    To implement a comprehensive mental health plan it is critical to have support from all campus stakeholders. Pensacola State College uses both student stories and quantitative data to create the buy-in to receive financial support from administrators and also to encourage faculty and staff to refer students to their wellness team.

  • Raise awareness and accessibility of counseling services and community resources
    It is imperative that institutions have a visible and easy way for faculty, staff, and students to refer students to counseling services or to a Care Team/Behavioral Intervention Team on campus. Pensacola State College adopted an online referral system four years ago that allows the campus community to refer students to the wellness team anywhere they have access to the internet. The referral reports come to the mental health support team immediately, and the team reaches out to the student of concern in 24-48 hours.
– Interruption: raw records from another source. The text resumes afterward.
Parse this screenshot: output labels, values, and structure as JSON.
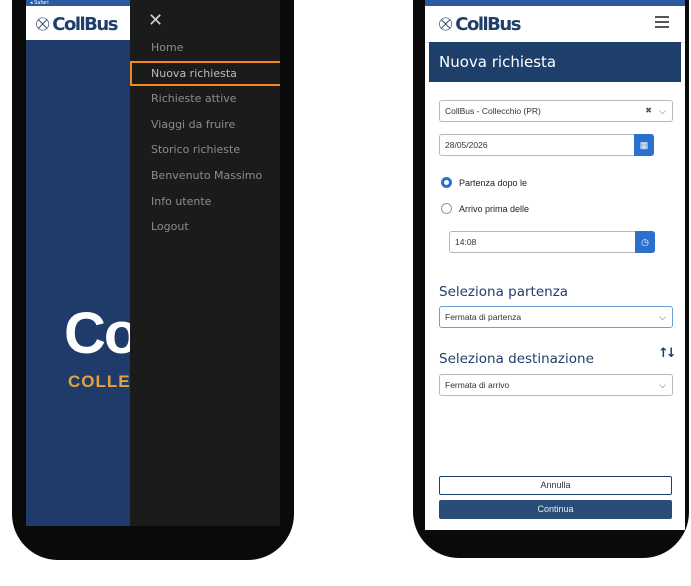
{
  "left": {
    "status_text": "◂ Safari",
    "logo_text": "CollBus",
    "big_text": "Co",
    "big_subtext": "COLLEC",
    "close_symbol": "✕",
    "menu": [
      {
        "label": "Home",
        "active": false
      },
      {
        "label": "Nuova richiesta",
        "active": true
      },
      {
        "label": "Richieste attive",
        "active": false
      },
      {
        "label": "Viaggi da fruire",
        "active": false
      },
      {
        "label": "Storico richieste",
        "active": false
      },
      {
        "label": "Benvenuto Massimo",
        "active": false
      },
      {
        "label": "Info utente",
        "active": false
      },
      {
        "label": "Logout",
        "active": false
      }
    ]
  },
  "right": {
    "logo_text": "CollBus",
    "page_title": "Nuova richiesta",
    "service_select": "CollBus - Collecchio (PR)",
    "date_value": "28/05/2026",
    "radio_options": [
      {
        "label": "Partenza dopo le",
        "checked": true
      },
      {
        "label": "Arrivo prima delle",
        "checked": false
      }
    ],
    "time_value": "14:08",
    "departure_title": "Seleziona partenza",
    "departure_placeholder": "Fermata di partenza",
    "destination_title": "Seleziona destinazione",
    "destination_placeholder": "Fermata di arrivo",
    "cancel_label": "Annulla",
    "continue_label": "Continua"
  },
  "colors": {
    "brand_navy": "#1f3f6b",
    "accent_blue": "#2b6fcf",
    "highlight_orange": "#f08a1e",
    "drawer_bg": "#1b1b1b"
  },
  "icons": {
    "logo": "bus-pin-icon",
    "close": "close-icon",
    "menu": "hamburger-icon",
    "calendar": "calendar-icon",
    "clock": "clock-icon",
    "swap": "swap-vertical-icon"
  }
}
  • Provide training and opportunities for peer support
    Both faculty and students should receive mental health training on how to identify, reach out, and refer students to help and resources when they need them. JED provides You Can Help trainingC as well as  a free College Student Mental Health Action KitC that higher education professionals can share with students.

    Creating opportunities for peer support has also been critical on Pensacola’s campus. They have worked to foster connection between students based on their unique identities and use a six-week guided curriculum to help the students learn about one another and develop a peer support group. They also partner with an outside agency to offer an anonymous, online peer support option to students and employees.

  • Normalize help-seeking
    A proven way to improve mental health is to increase the chance that people who need help ask for it. A good place to start is to streamline communication across campus departments so that mental health resources and support are well known and easily accessible. When the encouragement to seek help starts with college leadership and comes from multiple members of the faculty, staff and community, it shows students that good mental health matters and they will be supported in seeking it.

    Effective campus and social media campaigns that normalize help-seeking and send the message that, “it’s OK not to be OK” are another effective way to encourage students to speak up for themselves and their peers when they are struggling. JED has a partnership campaign called 'Seize the AwkwardC' that helps to break the stigma of mental health and encourages people to seize that awkward moment that can happen when you ask someone if they are OK.

    Provide programs, workshops, or forums where students can gather to learn about mental health and talk about it in a safe space with other students and trained professional staff. Some schools do this by having an expert come in to talk about a topic, having students have open mic nights to share their feelings, or running mental health/wellness fairs on campus. JED recently worked with MTV to put out a documentary called Each and Every DayC to normalize mental health issues which schools can use to guide this conversation.

    Campuses should also think creatively about what they can incorporate into their mental health support services to help students overcome challenges, barriers, or stigmas for seeking out assistance. For example, Pensacola incorporated Canine Companions, who can sit in counseling sessions with students to help reduce the anxiety around speaking with a counselor.

These are just some of the areas that this panel will discuss on Tuesday, March 8th at 11am CST at the SXSW conference.  We look forward to seeing you there!